Dataset rows describing interfaces
=== Begin Enclosure ===
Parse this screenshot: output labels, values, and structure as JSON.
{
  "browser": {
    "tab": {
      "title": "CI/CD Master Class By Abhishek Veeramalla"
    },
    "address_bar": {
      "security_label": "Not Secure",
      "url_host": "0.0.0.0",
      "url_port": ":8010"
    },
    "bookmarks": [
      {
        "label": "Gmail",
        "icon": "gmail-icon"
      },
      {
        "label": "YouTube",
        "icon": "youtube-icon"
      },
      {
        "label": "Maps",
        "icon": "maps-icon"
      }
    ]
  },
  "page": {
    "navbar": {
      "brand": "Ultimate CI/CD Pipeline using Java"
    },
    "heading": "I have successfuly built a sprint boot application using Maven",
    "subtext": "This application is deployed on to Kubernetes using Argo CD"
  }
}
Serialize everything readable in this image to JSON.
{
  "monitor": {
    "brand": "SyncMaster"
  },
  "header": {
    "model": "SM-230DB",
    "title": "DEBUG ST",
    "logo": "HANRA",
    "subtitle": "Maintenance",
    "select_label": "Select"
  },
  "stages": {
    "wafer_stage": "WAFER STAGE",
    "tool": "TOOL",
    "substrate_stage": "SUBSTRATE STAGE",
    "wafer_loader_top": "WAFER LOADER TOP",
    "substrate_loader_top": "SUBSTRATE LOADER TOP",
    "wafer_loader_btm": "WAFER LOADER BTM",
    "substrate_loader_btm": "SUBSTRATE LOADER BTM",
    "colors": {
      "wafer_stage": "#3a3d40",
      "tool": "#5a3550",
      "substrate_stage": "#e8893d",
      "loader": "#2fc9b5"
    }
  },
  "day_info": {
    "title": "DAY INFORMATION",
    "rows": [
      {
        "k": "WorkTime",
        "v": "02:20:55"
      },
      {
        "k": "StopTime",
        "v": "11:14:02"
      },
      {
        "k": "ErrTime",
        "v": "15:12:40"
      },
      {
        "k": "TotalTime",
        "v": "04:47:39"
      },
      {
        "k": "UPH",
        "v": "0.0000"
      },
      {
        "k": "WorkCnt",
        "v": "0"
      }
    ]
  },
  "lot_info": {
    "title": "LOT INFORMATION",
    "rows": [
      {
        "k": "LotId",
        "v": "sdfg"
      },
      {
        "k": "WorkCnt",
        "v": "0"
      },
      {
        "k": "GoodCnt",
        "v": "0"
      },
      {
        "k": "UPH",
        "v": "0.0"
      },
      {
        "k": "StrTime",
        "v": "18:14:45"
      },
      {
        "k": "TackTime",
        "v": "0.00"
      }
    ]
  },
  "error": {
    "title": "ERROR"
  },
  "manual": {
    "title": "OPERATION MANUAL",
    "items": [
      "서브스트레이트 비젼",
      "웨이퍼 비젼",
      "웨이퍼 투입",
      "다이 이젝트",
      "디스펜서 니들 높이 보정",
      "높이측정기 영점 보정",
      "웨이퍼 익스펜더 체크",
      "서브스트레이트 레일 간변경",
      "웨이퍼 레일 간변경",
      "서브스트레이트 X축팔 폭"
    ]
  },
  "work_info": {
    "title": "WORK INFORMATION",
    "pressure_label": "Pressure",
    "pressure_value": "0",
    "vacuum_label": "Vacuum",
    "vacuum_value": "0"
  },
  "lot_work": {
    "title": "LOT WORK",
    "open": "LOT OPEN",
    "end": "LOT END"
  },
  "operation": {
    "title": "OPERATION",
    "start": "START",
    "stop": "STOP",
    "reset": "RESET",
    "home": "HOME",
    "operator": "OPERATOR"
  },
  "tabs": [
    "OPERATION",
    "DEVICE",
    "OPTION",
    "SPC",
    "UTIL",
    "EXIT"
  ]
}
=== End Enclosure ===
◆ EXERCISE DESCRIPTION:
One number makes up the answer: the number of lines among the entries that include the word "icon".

◆ OUTPUT:
3